▶ **Aim of the task**
Copy out the listing that follows exactly, dropping every picture.

*** Opening of Supplied entries ***

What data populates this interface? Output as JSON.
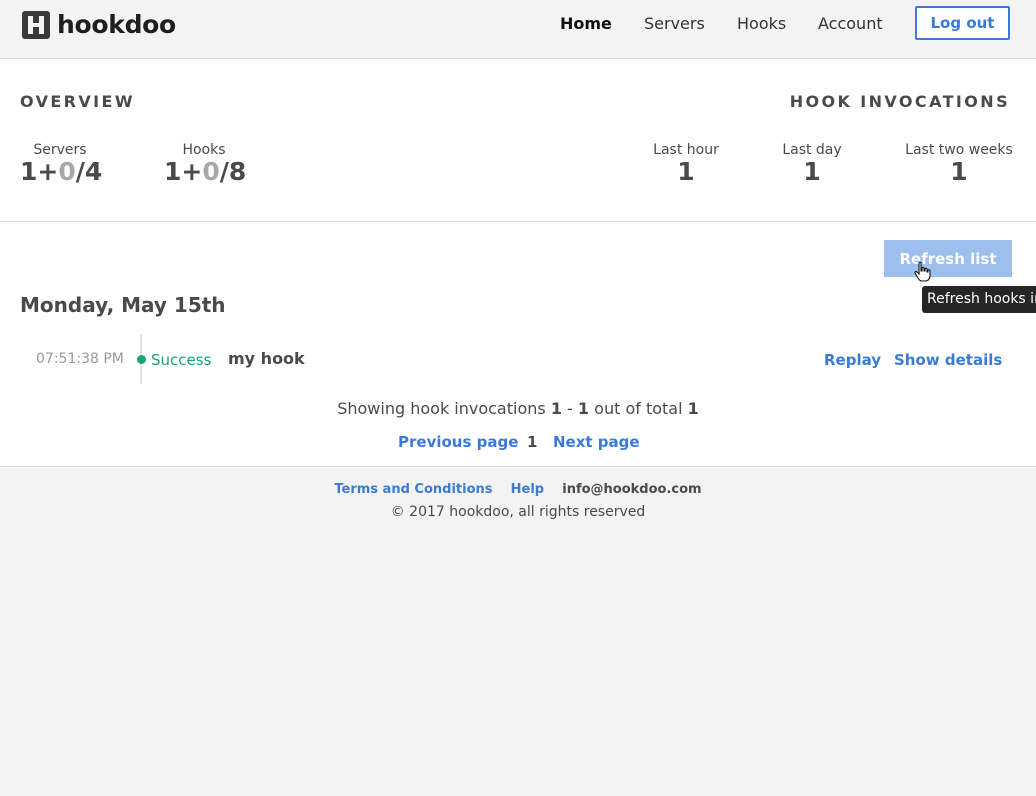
{
  "header": {
    "brand": "hookdoo",
    "nav": [
      "Home",
      "Servers",
      "Hooks",
      "Account"
    ],
    "logout_label": "Log out"
  },
  "overview": {
    "title": "OVERVIEW",
    "servers": {
      "label": "Servers",
      "a": "1",
      "sep1": "+",
      "b": "0",
      "sep2": "/",
      "c": "4"
    },
    "hooks": {
      "label": "Hooks",
      "a": "1",
      "sep1": "+",
      "b": "0",
      "sep2": "/",
      "c": "8"
    }
  },
  "invocations": {
    "title": "HOOK INVOCATIONS",
    "last_hour": {
      "label": "Last hour",
      "value": "1"
    },
    "last_day": {
      "label": "Last day",
      "value": "1"
    },
    "last_two_weeks": {
      "label": "Last two weeks",
      "value": "1"
    }
  },
  "list": {
    "refresh_label": "Refresh list",
    "tooltip": "Refresh hooks invocations list",
    "day_heading": "Monday, May 15th",
    "items": [
      {
        "time": "07:51:38 PM",
        "status": "Success",
        "name": "my hook",
        "replay": "Replay",
        "details": "Show details"
      }
    ],
    "summary": {
      "prefix": "Showing hook invocations",
      "from": "1",
      "dash": "-",
      "to": "1",
      "middle": "out of total",
      "total": "1"
    },
    "pager": {
      "prev": "Previous page",
      "page": "1",
      "next": "Next page"
    }
  },
  "footer": {
    "terms": "Terms and Conditions",
    "help": "Help",
    "email": "info@hookdoo.com",
    "copyright": "© 2017 hookdoo, all rights reserved"
  },
  "colors": {
    "accent": "#3a7bd5",
    "success": "#1aa37a",
    "refresh_disabled": "#9cbfee",
    "background": "#f3f3f3"
  },
  "icons": [
    "logo-h-icon",
    "hand-cursor-icon"
  ]
}
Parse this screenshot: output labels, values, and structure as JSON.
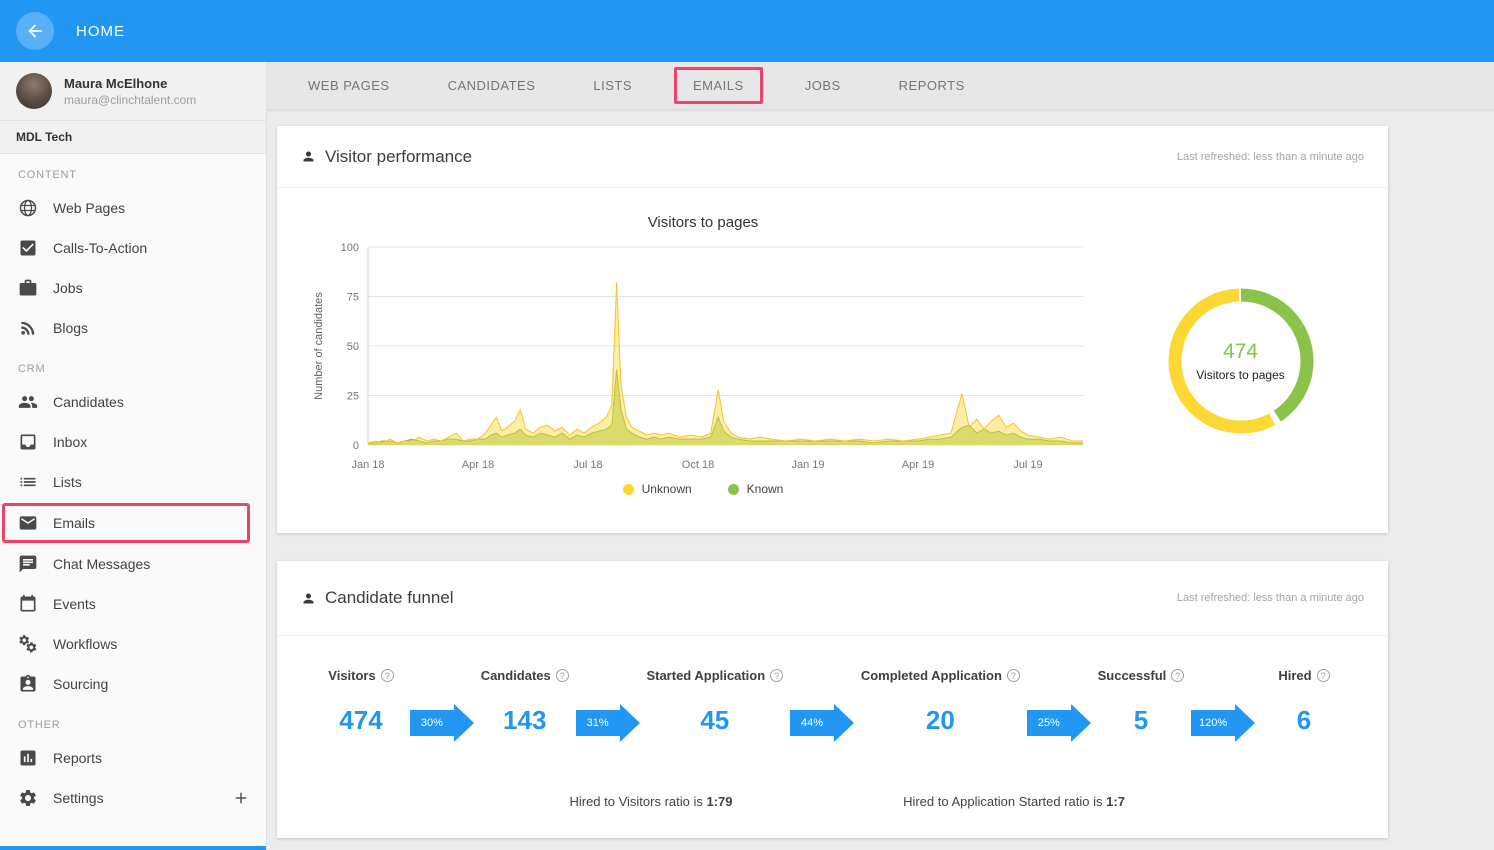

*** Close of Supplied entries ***

▶ **Result below**
What data populates this interface? Output as JSON.
{
  "header": {
    "brand": "hookdoo",
    "nav": [
      "Home",
      "Servers",
      "Hooks",
      "Account"
    ],
    "logout_label": "Log out"
  },
  "overview": {
    "title": "OVERVIEW",
    "servers": {
      "label": "Servers",
      "a": "1",
      "sep1": "+",
      "b": "0",
      "sep2": "/",
      "c": "4"
    },
    "hooks": {
      "label": "Hooks",
      "a": "1",
      "sep1": "+",
      "b": "0",
      "sep2": "/",
      "c": "8"
    }
  },
  "invocations": {
    "title": "HOOK INVOCATIONS",
    "last_hour": {
      "label": "Last hour",
      "value": "1"
    },
    "last_day": {
      "label": "Last day",
      "value": "1"
    },
    "last_two_weeks": {
      "label": "Last two weeks",
      "value": "1"
    }
  },
  "list": {
    "refresh_label": "Refresh list",
    "tooltip": "Refresh hooks invocations list",
    "day_heading": "Monday, May 15th",
    "items": [
      {
        "time": "07:51:38 PM",
        "status": "Success",
        "name": "my hook",
        "replay": "Replay",
        "details": "Show details"
      }
    ],
    "summary": {
      "prefix": "Showing hook invocations",
      "from": "1",
      "dash": "-",
      "to": "1",
      "middle": "out of total",
      "total": "1"
    },
    "pager": {
      "prev": "Previous page",
      "page": "1",
      "next": "Next page"
    }
  },
  "footer": {
    "terms": "Terms and Conditions",
    "help": "Help",
    "email": "info@hookdoo.com",
    "copyright": "© 2017 hookdoo, all rights reserved"
  },
  "colors": {
    "accent": "#3a7bd5",
    "success": "#1aa37a",
    "refresh_disabled": "#9cbfee",
    "background": "#f3f3f3"
  },
  "icons": [
    "logo-h-icon",
    "hand-cursor-icon"
  ]
}
Parse this screenshot: output labels, values, and structure as JSON.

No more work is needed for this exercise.